Brittany Ness, the school nurse at Northwood Public School, is new to her job, but not new to public health policy. For nearly eight years she worked as a public health administrator in Steele County, which encompasses Finley, N.D. After that, she went to Mayville State University, where she worked to introduce students of all ages to careers in health care. In April, she became the university’s COVID coordinator, where she researched the history of the illness and the recommendations and guidelines related to it.

That knowledge helped her transition into her new role, which, she said, has become more important than ever. Each morning she consults the school’s list of absent students then calls the parents to ask what kind of symptoms their children are showing, and answers any questions they might have. She does this for teachers and school staff as well, on top of regular school nurse duties.

“It's really busy because we're caring for students and they're coming in with injuries from recess, and they're having their regular fall-time flu-like illnesses,” Ness said. “It’s a challenge to assess the difference and should they stay in school or should they go home.”

Parents have been doing a good job of monitoring symptoms, and when the time comes for a child to go home, the wait usually isn’t long, according to Ness. Most families have at least one parent nearby in Northwood, or even a grandparent, though assistance from grandparents is less than what it normally would be, as families try not to expose them to illness.

That shorter wait time for pickup means kids spend less time in the school’s quarantine room -- the “away team” locker room, not often in use now -- which ,for younger children especially, can be frightening. Ness tries to avoid using that room, but sometimes it’s inevitable.

“It's a scary thing when we say ‘you have COVID symptoms and are going to go to the quarantine room,’” she said.

And feeling scared isn’t limited to the students. Students and staff at the K-12 school are both showing symptoms of anxiety, fear and frustration. They are worried about getting sick, or if a family member might get sick. Students’ biggest fear, Ness said, is having to go back to distance learning, which happened Monday, Oct. 12. Grades 7-12 are now studying from home. The school will reassess the situation in a week.
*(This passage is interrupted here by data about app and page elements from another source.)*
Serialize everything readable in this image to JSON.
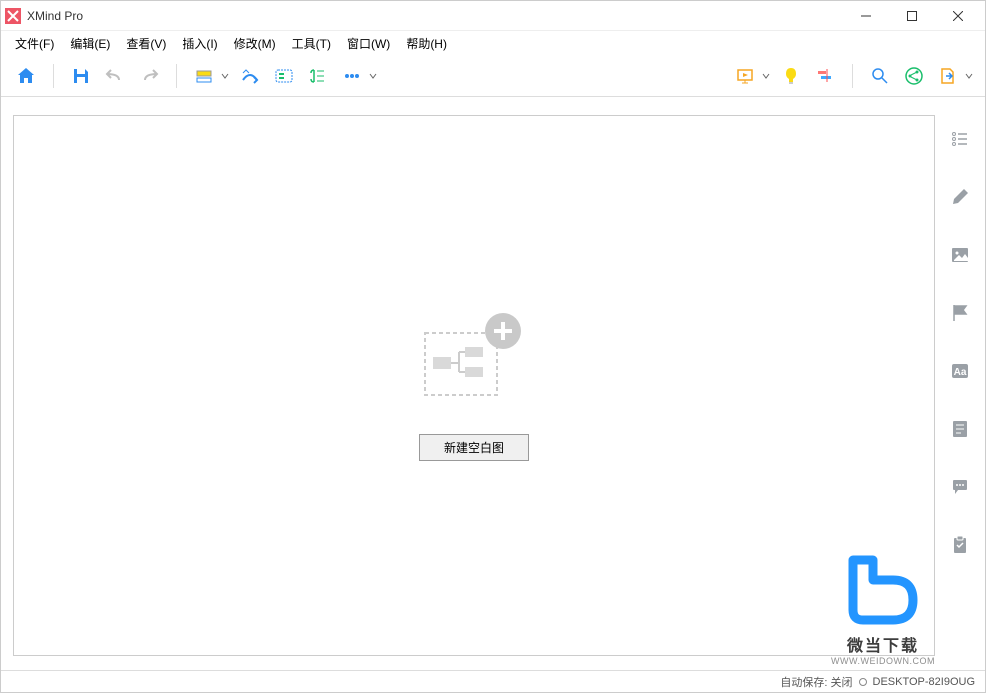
{
  "window": {
    "title": "XMind Pro"
  },
  "menubar": {
    "items": [
      {
        "label": "文件(F)"
      },
      {
        "label": "编辑(E)"
      },
      {
        "label": "查看(V)"
      },
      {
        "label": "插入(I)"
      },
      {
        "label": "修改(M)"
      },
      {
        "label": "工具(T)"
      },
      {
        "label": "窗口(W)"
      },
      {
        "label": "帮助(H)"
      }
    ]
  },
  "toolbar": {
    "icons": {
      "home": "home-icon",
      "save": "save-icon",
      "undo": "undo-icon",
      "redo": "redo-icon",
      "topic": "topic-icon",
      "relationship": "relationship-icon",
      "boundary": "boundary-icon",
      "summary": "summary-icon",
      "more": "more-icon",
      "presentation": "presentation-icon",
      "idea": "idea-icon",
      "gantt": "gantt-icon",
      "search": "search-icon",
      "share": "share-icon",
      "export": "export-icon"
    }
  },
  "canvas": {
    "new_blank_label": "新建空白图"
  },
  "sidebar": {
    "icons": {
      "outline": "outline-icon",
      "format": "brush-icon",
      "image": "image-icon",
      "marker": "flag-icon",
      "font": "font-icon",
      "notes": "notes-icon",
      "comments": "comments-icon",
      "task": "task-icon"
    }
  },
  "statusbar": {
    "autosave_label": "自动保存: 关闭",
    "hostname": "DESKTOP-82I9OUG"
  },
  "watermark": {
    "text": "微当下载",
    "url": "WWW.WEIDOWN.COM"
  },
  "colors": {
    "accent_blue": "#2d8cf0",
    "accent_orange": "#f5a623",
    "accent_green": "#19be6b",
    "accent_yellow": "#fadb14",
    "gray": "#bfbfbf"
  }
}
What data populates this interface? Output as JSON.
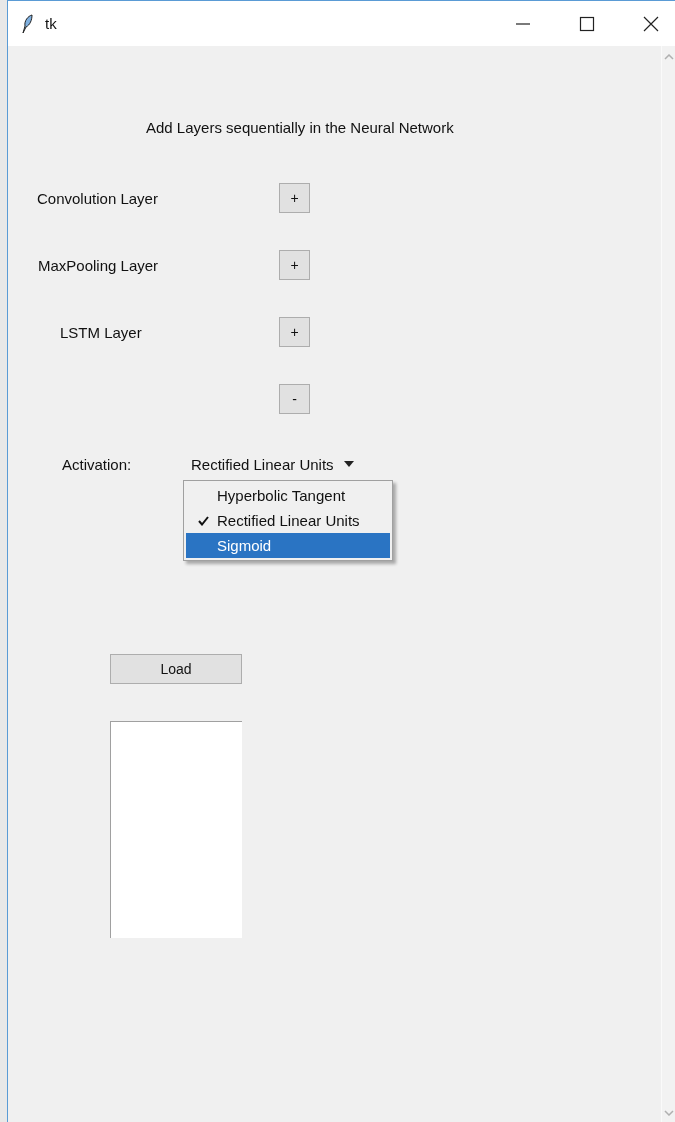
{
  "window": {
    "title": "tk"
  },
  "heading": "Add Layers sequentially in the Neural Network",
  "layers": [
    {
      "label": "Convolution Layer",
      "button": "+"
    },
    {
      "label": "MaxPooling Layer",
      "button": "+"
    },
    {
      "label": "LSTM Layer",
      "button": "+"
    }
  ],
  "remove_button": "-",
  "activation": {
    "label": "Activation:",
    "value": "Rectified Linear Units",
    "menu": [
      {
        "label": "Hyperbolic Tangent",
        "checked": false,
        "highlighted": false
      },
      {
        "label": "Rectified Linear Units",
        "checked": true,
        "highlighted": false
      },
      {
        "label": "Sigmoid",
        "checked": false,
        "highlighted": true
      }
    ]
  },
  "load_button": "Load"
}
Monitoring the mental health of students and staff, part of a school nurse’s job before the pandemic, has become a high priority. Ness makes sure she’s modeling the safe practices she teaches in the school. A calm demeanor while talking with students about what they can do to stay safe, helps ease their anxiety. It’s another pandemic-added added dimension to the job.

“Without COVID, you would never be put in that position to have to sit and comfort a child while you're waiting for their parents in an isolation room,” she said.

Ness said she copes with what seems like the “never-ending” pandemic by taking each day as it comes. Her closely-knit family -- she is married with three children and has two sisters and a brother -- gives her people to talk to and share things with.

When it comes to work, she said she is “absolutely” supported by the public health departments she works with. Ness needs to work with two departments, Grand Forks, for Northwood’s school, and Traill District Health, on behalf of the Hatton Eielson school. The two schools partner together for extracurricular activities.

“They're always there,” Ness said. “If they don't have the answer, then they have somebody to contact with at the state health department, so I think it's easy to get ahold of somebody and get your questions answered.”